before our view, it is demanded of us to lose one of them.
It depends upon man's discrimination what to renounce and
for what, whether to renounce Heaven for the world, or the
world for Heaven, wealth for honor, or honor for wealth.
Whether to renounce things momentarily precious for everlasting
things or everlasting things for things momentarily precious.
The nature of life is such that it always shows two things.
Many times it is a great puzzle to choose between two things.
Very often one thing is at hand and the other further from
reach. It is a puzzle to renounce the one or how to get
to the other. Very often man lacks will power to renounce.
It does not require only discrimination between two things,
but also will power to do what we think to do. It is not
an easy thing for a man to do in life as he wishes to do.
Think how difficult is life! When we ourselves cannot listen
to ourselves, how difficult then for others to listen!
Many times one cannot renounce because one's own self
cannot listen to one. Renunciation can be learned naturally.
One must first train one's sense of discrimination, to discriminate
between what is more valuable and what is less valuable.
That one can learn by testing it as the gold is tested by
the imitation gold. That which lasts for a little time and
then turns black is imitation; that which always keeps its
color is real. This shows the value of things can be realized
by their constancy. You might ask, 'should we not recognize
the value of things by their beauty?' Yes. True, we must
recognize by beauty; but we must recognize beauty by its
Think of the difference of price of the flower
and of the diamond. The flower with all its fineness, beauty
of color, and fragrance, fall short in comparison to the

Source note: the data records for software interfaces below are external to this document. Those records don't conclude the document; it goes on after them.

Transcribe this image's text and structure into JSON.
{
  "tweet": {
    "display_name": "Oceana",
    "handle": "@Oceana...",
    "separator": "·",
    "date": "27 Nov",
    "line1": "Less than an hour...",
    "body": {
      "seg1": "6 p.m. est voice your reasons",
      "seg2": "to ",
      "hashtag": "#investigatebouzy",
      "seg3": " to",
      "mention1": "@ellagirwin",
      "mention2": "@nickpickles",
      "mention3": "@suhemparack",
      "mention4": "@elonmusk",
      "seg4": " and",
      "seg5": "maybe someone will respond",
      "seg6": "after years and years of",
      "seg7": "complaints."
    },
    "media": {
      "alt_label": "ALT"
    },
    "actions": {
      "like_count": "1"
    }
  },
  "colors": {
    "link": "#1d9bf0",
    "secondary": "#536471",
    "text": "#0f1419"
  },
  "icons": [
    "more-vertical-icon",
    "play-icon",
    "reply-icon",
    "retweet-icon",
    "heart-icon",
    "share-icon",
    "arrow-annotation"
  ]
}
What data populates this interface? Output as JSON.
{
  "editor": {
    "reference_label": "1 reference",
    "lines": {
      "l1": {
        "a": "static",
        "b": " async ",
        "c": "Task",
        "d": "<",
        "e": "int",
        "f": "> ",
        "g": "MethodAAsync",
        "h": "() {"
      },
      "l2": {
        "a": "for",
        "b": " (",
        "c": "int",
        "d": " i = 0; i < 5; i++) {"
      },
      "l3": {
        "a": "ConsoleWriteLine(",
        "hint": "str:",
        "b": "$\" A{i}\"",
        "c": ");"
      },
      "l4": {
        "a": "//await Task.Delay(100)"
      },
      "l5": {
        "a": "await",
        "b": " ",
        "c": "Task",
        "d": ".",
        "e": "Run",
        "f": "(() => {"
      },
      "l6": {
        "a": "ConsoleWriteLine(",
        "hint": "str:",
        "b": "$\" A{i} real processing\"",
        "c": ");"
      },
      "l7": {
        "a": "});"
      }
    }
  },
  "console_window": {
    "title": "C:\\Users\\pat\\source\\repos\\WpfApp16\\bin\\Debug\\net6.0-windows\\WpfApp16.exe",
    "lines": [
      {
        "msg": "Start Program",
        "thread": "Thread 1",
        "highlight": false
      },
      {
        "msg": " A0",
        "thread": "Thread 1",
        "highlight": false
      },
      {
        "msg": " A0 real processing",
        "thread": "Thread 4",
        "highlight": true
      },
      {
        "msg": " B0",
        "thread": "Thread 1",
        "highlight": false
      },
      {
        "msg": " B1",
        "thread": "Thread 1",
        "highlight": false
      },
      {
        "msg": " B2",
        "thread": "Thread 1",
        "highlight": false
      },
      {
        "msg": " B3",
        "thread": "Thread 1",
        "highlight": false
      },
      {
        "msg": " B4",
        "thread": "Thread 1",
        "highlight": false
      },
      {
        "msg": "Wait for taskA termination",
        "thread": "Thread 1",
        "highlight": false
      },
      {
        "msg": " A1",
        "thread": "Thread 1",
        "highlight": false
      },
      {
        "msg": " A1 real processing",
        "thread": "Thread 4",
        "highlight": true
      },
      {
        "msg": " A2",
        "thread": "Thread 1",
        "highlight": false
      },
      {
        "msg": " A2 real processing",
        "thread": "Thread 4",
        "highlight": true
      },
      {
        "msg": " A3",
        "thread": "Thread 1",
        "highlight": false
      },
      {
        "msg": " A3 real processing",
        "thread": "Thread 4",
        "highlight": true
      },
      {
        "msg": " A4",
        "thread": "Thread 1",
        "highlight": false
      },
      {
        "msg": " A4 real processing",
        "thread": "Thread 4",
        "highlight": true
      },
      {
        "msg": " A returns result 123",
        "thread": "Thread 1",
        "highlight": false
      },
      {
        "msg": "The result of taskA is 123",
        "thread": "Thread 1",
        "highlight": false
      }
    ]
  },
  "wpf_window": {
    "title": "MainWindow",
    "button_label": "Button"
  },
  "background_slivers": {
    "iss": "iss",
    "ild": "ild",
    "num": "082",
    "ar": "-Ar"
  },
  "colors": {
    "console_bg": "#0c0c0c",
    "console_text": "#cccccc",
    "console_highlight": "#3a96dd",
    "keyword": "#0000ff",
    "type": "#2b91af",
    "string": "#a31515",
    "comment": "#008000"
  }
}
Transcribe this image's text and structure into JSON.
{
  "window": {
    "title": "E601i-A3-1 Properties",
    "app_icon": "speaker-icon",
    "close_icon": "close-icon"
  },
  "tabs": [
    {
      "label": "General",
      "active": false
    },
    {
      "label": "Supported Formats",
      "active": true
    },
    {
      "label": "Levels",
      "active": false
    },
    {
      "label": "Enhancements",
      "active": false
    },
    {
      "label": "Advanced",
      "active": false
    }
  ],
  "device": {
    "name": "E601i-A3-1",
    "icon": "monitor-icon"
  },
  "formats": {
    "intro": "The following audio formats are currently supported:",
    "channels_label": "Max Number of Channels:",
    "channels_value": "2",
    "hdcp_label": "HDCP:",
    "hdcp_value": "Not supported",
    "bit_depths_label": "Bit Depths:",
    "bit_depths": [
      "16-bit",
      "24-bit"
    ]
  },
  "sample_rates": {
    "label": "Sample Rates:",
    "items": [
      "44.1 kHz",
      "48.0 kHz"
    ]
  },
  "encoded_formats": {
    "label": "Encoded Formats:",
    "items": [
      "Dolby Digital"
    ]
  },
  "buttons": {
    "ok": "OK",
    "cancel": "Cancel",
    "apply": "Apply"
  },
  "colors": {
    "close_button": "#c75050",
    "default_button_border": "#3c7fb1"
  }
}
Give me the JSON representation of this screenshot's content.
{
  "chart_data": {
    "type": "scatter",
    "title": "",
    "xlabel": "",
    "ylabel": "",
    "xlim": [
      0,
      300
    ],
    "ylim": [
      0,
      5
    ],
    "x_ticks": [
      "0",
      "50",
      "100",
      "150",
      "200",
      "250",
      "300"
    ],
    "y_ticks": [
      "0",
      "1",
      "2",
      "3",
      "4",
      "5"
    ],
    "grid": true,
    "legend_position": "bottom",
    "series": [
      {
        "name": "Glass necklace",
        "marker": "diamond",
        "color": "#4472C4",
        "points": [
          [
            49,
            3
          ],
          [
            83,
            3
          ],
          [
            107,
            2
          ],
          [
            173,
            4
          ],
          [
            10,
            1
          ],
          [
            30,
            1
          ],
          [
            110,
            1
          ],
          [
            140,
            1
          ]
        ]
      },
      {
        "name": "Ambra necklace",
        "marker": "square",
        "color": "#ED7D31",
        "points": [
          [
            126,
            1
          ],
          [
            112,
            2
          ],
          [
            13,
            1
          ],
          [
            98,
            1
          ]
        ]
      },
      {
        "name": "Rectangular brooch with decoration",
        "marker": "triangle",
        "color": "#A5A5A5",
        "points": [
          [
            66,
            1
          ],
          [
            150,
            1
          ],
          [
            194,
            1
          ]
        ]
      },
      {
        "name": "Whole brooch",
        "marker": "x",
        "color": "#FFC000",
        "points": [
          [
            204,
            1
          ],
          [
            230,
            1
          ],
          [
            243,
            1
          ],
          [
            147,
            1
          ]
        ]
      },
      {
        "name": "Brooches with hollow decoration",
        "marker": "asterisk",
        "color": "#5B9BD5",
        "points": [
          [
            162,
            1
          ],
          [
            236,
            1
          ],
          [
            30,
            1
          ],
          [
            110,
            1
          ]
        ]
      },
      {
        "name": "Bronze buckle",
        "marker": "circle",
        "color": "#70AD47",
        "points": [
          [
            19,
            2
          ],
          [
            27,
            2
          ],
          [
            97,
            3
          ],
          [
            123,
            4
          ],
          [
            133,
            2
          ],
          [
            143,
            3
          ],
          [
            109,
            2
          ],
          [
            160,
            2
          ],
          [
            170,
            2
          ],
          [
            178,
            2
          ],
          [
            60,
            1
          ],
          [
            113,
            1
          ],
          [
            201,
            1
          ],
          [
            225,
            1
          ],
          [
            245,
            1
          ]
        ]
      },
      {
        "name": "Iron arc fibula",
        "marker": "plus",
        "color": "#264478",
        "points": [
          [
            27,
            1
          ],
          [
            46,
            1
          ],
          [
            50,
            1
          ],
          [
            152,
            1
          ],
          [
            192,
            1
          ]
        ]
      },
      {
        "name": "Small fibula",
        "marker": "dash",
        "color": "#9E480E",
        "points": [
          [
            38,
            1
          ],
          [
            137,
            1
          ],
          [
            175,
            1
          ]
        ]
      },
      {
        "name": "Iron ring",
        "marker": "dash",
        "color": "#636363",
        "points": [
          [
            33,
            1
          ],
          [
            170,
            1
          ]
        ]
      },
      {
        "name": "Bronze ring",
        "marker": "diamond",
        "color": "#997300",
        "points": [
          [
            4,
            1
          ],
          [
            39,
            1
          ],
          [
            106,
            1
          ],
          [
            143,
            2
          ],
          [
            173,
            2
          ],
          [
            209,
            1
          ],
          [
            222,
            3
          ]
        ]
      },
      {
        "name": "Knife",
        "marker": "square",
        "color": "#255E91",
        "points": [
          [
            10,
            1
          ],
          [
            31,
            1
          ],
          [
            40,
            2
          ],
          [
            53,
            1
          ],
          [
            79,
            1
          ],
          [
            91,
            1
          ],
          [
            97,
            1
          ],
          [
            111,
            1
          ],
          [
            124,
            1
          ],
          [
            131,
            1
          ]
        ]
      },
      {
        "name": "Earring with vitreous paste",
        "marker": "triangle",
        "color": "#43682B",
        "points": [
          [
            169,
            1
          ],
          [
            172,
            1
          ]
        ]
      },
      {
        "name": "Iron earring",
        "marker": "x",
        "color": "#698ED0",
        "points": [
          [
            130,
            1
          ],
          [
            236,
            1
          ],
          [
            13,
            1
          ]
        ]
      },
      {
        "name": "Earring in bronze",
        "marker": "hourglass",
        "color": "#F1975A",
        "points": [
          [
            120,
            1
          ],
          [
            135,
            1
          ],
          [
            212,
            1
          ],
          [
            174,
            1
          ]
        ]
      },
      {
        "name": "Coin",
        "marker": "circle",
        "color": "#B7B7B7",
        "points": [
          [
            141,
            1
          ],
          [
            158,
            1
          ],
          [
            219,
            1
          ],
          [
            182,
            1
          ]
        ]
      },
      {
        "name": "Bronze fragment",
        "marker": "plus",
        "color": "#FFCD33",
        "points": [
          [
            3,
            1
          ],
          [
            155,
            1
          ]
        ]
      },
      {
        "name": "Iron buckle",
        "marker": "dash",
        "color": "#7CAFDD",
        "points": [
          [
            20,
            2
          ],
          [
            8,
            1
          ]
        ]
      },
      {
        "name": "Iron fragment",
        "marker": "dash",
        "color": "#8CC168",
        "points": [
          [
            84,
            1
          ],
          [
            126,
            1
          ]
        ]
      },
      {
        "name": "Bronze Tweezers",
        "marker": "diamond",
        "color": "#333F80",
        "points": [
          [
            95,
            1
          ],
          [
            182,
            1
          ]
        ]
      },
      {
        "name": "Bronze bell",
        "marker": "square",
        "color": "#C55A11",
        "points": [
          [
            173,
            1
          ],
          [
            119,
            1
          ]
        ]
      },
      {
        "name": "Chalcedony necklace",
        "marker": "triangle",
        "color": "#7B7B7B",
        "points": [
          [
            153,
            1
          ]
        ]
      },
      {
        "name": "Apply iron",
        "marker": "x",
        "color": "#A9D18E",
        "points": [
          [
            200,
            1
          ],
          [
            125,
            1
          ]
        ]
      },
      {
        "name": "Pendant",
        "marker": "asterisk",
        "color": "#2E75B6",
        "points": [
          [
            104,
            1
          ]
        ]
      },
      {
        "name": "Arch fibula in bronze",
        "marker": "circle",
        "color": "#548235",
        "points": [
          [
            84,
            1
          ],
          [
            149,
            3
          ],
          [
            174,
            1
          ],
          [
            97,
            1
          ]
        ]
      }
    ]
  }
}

diamond. The only reason is that the beauty of the flower
will fade next day, and that of the diamond will last. This
shows a natural tendency. We need not learn it, we are always
seeking for beauty, also for that which is lasting. Friendship
that does not last, however beautiful, what value has it?
Position, honor that does not last, what value? Although
man is like the child, running after all that attracts and
is always changing, still his soul seeks constancy.
Therefore in learning the lesson of renunciation one
can only study one's own nature, what the innermost being
is yearning for. To try and follow one's own innermost being.
Wisdom comes by this process of renunciation. Wisdom and
renunciation both go together, by renunciation man becomes
wiser, by being wise, capable of renunciation. The whole
trouble in the lives of people in their house, in nation,
and everywhere is always the trouble of man's incapacity
of renunciation. If civilization can be explained in other
words, it is only a developed sense of renunciation which
manifests itself in consideration for each other. Every
aspect of courtesy, politeness, shows renunciation. When
a person offers his seat to another or something that is
good, it is renunciation.
Civilization in its real sense
is renunciation. The highest and greatest goal that every
soul has to reach is God. As everything wants renunciation,
that highest goal wants the highest renunciation. Although
a forced renunciation, even for God, is not proper, not
legitimate. Proper renunciation one can see by those who
are capable of doing it. There is a story in the Bible of
Abraham sacrificing his son. Man today is likely to laugh
at some of the ancient stories, reasoning according to his
own point of view. But think, how many fathers and mothers
have given their children as a sacrifice in this war, for
one's nation, one's people, or honor. This shows that no
sacrifice can be too great a sacrifice for one's ideal.
There is only the difference of ideal, whether it is a material
or spiritual ideal, whether for earthly gain or spiritual
gain: whether for man or God.
As long as renunciation is practiced for spiritual progress,
so long it is the right way. As soon as renunciation has
become a principle, renunciation is abused. Man, in fact,
must be the master of life. He must use renunciation, not
go under in renunciation. So it is with all virtues. When
virtues control man's life, they become idols. It is not
idols we must worship; it is the ideal we must worship in